== Provided entries ==

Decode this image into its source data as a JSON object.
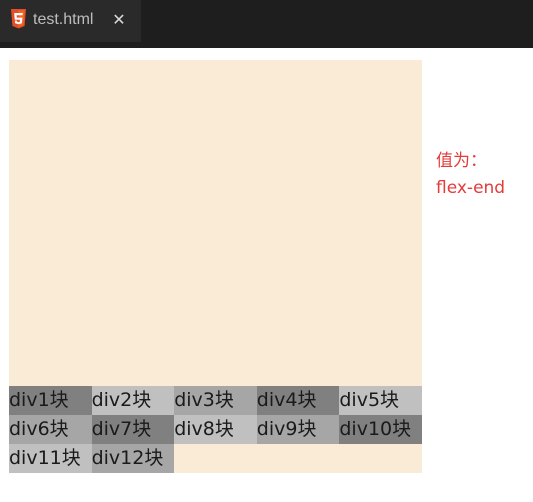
{
  "tab": {
    "title": "test.html",
    "icon": "html5-icon",
    "close_symbol": "✕"
  },
  "demo": {
    "boxes": [
      {
        "label": "div1块",
        "color": "#808080"
      },
      {
        "label": "div2块",
        "color": "#c0c0c0"
      },
      {
        "label": "div3块",
        "color": "#a6a6a6"
      },
      {
        "label": "div4块",
        "color": "#808080"
      },
      {
        "label": "div5块",
        "color": "#c0c0c0"
      },
      {
        "label": "div6块",
        "color": "#a6a6a6"
      },
      {
        "label": "div7块",
        "color": "#808080"
      },
      {
        "label": "div8块",
        "color": "#c0c0c0"
      },
      {
        "label": "div9块",
        "color": "#a6a6a6"
      },
      {
        "label": "div10块",
        "color": "#808080"
      },
      {
        "label": "div11块",
        "color": "#c0c0c0"
      },
      {
        "label": "div12块",
        "color": "#a6a6a6"
      }
    ],
    "container_color": "#faebd7"
  },
  "caption": {
    "line1": "值为：",
    "line2": "flex-end",
    "color": "#e53a3a"
  }
}
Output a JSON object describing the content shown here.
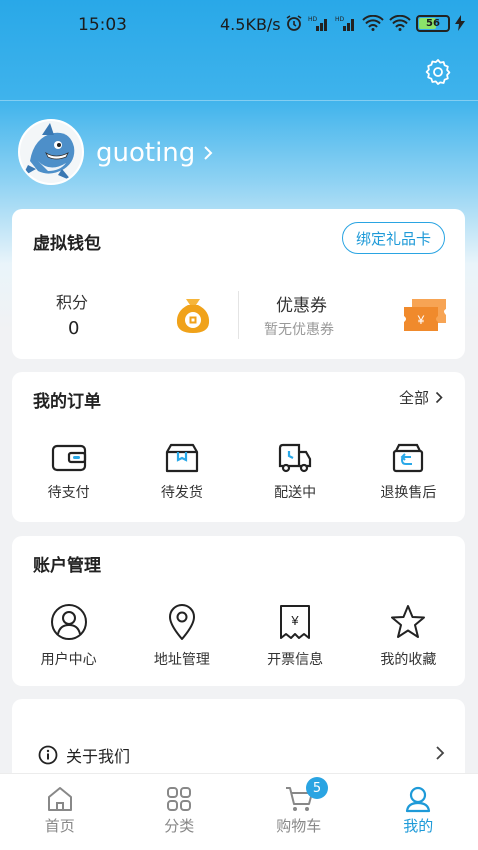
{
  "status_bar": {
    "time": "15:03",
    "network_speed": "4.5KB/s",
    "battery": "56"
  },
  "profile": {
    "username": "guoting"
  },
  "wallet": {
    "title": "虚拟钱包",
    "bind_button": "绑定礼品卡",
    "points_label": "积分",
    "points_value": "0",
    "coupon_label": "优惠券",
    "coupon_status": "暂无优惠券"
  },
  "orders": {
    "title": "我的订单",
    "all_link": "全部",
    "items": [
      {
        "label": "待支付",
        "icon": "wallet-icon"
      },
      {
        "label": "待发货",
        "icon": "package-icon"
      },
      {
        "label": "配送中",
        "icon": "delivery-truck-icon"
      },
      {
        "label": "退换售后",
        "icon": "return-box-icon"
      }
    ]
  },
  "account": {
    "title": "账户管理",
    "items": [
      {
        "label": "用户中心",
        "icon": "user-icon"
      },
      {
        "label": "地址管理",
        "icon": "location-pin-icon"
      },
      {
        "label": "开票信息",
        "icon": "invoice-icon"
      },
      {
        "label": "我的收藏",
        "icon": "star-icon"
      }
    ]
  },
  "about": {
    "label": "关于我们"
  },
  "tabbar": {
    "items": [
      {
        "label": "首页",
        "icon": "home-icon"
      },
      {
        "label": "分类",
        "icon": "category-icon"
      },
      {
        "label": "购物车",
        "icon": "cart-icon",
        "badge": "5"
      },
      {
        "label": "我的",
        "icon": "profile-icon",
        "active": true
      }
    ]
  },
  "colors": {
    "accent": "#1e9ad8",
    "header": "#29a8e8",
    "coin": "#f0a21a"
  }
}
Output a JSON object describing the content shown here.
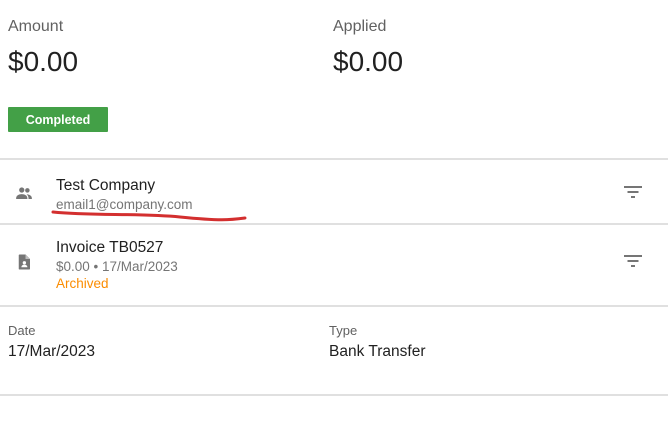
{
  "summary": {
    "amount_label": "Amount",
    "amount_value": "$0.00",
    "applied_label": "Applied",
    "applied_value": "$0.00",
    "status_badge": "Completed"
  },
  "contact": {
    "icon": "people-icon",
    "name": "Test Company",
    "email": "email1@company.com"
  },
  "invoice": {
    "icon": "document-icon",
    "title": "Invoice TB0527",
    "meta": "$0.00 • 17/Mar/2023",
    "status": "Archived"
  },
  "details": {
    "date_label": "Date",
    "date_value": "17/Mar/2023",
    "type_label": "Type",
    "type_value": "Bank Transfer"
  },
  "colors": {
    "badge_green": "#43a047",
    "archived_orange": "#fb8c00",
    "annotation_red": "#d32f2f",
    "divider": "#e0e0e0"
  }
}
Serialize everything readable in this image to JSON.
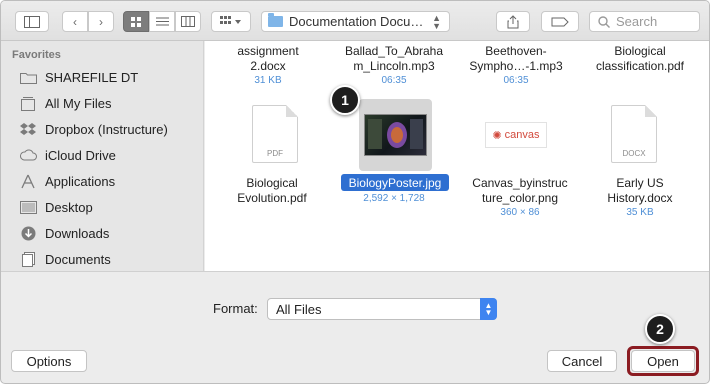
{
  "toolbar": {
    "path_label": "Documentation Docu…",
    "search_placeholder": "Search"
  },
  "sidebar": {
    "heading": "Favorites",
    "items": [
      {
        "label": "SHAREFILE DT",
        "icon": "folder-icon"
      },
      {
        "label": "All My Files",
        "icon": "all-files-icon"
      },
      {
        "label": "Dropbox (Instructure)",
        "icon": "dropbox-icon"
      },
      {
        "label": "iCloud Drive",
        "icon": "cloud-icon"
      },
      {
        "label": "Applications",
        "icon": "applications-icon"
      },
      {
        "label": "Desktop",
        "icon": "desktop-icon"
      },
      {
        "label": "Downloads",
        "icon": "downloads-icon"
      },
      {
        "label": "Documents",
        "icon": "documents-icon"
      }
    ]
  },
  "files": {
    "row1": [
      {
        "name_line1": "assignment",
        "name_line2": "2.docx",
        "meta": "31 KB"
      },
      {
        "name_line1": "Ballad_To_Abraha",
        "name_line2": "m_Lincoln.mp3",
        "meta": "06:35"
      },
      {
        "name_line1": "Beethoven-",
        "name_line2": "Sympho…-1.mp3",
        "meta": "06:35"
      },
      {
        "name_line1": "Biological",
        "name_line2": "classification.pdf",
        "meta": ""
      }
    ],
    "row2": [
      {
        "name_line1": "Biological",
        "name_line2": "Evolution.pdf",
        "meta": "",
        "doc_label": "PDF"
      },
      {
        "name_line1": "BiologyPoster.jpg",
        "name_line2": "",
        "meta": "2,592 × 1,728"
      },
      {
        "name_line1": "Canvas_byinstruc",
        "name_line2": "ture_color.png",
        "meta": "360 × 86",
        "thumb_text": "canvas"
      },
      {
        "name_line1": "Early US",
        "name_line2": "History.docx",
        "meta": "35 KB",
        "doc_label": "DOCX"
      }
    ]
  },
  "format": {
    "label": "Format:",
    "value": "All Files"
  },
  "buttons": {
    "options": "Options",
    "cancel": "Cancel",
    "open": "Open"
  },
  "badges": {
    "one": "1",
    "two": "2"
  },
  "colors": {
    "accent": "#2e6fd1",
    "highlight": "#8b1c22",
    "meta": "#4f8fd6"
  }
}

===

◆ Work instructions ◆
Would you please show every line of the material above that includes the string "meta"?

◆ Written answer ◆
    "meta": "$0.00 • 17/Mar/2023",
        "meta": "31 KB"
        "meta": "06:35"
        "meta": "06:35"
        "meta": ""
        "meta": "",
        "meta": "2,592 × 1,728"
        "meta": "360 × 86",
        "meta": "35 KB",
    "meta": "#4f8fd6"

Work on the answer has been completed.